/---
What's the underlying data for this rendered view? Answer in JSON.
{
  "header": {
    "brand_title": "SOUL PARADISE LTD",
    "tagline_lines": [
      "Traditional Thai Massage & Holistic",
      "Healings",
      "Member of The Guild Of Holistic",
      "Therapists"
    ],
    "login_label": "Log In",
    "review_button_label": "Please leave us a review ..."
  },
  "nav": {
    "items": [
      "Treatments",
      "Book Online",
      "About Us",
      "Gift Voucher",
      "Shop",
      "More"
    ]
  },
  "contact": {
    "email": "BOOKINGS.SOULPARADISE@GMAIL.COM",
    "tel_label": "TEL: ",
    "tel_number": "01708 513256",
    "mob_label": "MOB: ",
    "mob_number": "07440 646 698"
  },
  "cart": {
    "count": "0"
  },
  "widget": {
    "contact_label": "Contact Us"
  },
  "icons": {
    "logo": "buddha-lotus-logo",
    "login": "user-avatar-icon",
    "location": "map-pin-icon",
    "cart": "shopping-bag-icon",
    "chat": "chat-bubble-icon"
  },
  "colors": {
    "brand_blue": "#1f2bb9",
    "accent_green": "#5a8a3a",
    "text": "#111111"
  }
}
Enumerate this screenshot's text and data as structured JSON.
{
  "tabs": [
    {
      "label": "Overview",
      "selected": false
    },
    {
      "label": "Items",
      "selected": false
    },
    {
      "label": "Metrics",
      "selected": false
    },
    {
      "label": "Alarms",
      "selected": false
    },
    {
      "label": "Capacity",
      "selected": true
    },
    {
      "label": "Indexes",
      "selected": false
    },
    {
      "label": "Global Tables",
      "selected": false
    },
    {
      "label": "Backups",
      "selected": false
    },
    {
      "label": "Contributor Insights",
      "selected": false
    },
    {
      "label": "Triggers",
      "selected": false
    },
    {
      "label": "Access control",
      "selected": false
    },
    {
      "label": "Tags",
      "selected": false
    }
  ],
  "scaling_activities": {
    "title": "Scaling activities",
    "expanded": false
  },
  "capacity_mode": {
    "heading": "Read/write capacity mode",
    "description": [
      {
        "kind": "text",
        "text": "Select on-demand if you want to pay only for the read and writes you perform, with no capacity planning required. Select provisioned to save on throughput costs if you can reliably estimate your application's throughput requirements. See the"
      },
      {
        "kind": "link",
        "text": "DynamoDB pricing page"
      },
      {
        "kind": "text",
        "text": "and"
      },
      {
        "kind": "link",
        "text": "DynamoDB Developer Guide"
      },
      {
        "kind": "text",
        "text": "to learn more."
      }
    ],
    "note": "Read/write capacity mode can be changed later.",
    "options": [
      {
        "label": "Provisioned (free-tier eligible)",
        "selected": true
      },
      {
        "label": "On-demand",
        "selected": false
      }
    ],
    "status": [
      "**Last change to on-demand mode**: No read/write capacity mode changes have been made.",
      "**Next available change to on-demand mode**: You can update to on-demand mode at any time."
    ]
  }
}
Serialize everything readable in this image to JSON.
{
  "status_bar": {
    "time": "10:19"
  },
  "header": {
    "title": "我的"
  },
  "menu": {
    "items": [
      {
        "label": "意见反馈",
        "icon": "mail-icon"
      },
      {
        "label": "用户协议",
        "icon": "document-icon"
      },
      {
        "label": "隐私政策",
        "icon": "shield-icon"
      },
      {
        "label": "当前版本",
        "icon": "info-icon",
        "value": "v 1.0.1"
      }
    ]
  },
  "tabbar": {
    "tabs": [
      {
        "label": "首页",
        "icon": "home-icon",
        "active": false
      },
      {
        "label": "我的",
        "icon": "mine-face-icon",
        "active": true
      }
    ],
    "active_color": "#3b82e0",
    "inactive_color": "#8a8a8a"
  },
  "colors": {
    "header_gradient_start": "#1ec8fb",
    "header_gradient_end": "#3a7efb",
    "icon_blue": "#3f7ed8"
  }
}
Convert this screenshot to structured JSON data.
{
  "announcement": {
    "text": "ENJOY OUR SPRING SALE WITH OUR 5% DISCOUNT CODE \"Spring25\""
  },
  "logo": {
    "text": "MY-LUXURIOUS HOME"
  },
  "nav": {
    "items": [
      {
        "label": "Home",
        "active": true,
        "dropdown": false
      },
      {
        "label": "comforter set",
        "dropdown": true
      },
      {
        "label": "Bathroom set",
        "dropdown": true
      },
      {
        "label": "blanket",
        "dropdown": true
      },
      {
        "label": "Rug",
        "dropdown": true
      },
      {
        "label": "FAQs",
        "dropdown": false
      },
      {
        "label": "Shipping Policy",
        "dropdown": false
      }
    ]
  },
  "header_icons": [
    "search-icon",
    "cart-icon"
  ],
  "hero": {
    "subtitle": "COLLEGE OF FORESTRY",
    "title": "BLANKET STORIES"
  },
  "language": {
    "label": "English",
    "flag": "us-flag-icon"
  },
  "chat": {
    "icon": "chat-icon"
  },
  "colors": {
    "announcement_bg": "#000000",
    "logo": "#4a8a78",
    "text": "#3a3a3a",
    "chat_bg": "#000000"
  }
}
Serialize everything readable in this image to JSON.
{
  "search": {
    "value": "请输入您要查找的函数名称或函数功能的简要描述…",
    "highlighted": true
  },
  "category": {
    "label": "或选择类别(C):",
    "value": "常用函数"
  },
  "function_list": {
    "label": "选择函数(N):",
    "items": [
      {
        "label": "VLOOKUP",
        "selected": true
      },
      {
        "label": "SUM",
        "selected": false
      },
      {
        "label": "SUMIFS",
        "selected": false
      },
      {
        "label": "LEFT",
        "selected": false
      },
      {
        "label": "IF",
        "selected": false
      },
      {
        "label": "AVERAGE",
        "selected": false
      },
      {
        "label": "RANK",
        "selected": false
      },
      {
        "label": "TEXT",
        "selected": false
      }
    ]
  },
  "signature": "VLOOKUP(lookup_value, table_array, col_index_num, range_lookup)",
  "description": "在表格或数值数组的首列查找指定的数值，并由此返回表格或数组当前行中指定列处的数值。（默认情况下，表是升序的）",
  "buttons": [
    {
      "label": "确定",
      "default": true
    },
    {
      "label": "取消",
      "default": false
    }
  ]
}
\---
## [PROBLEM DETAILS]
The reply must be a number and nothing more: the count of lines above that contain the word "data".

## [ANSWER BOX]
3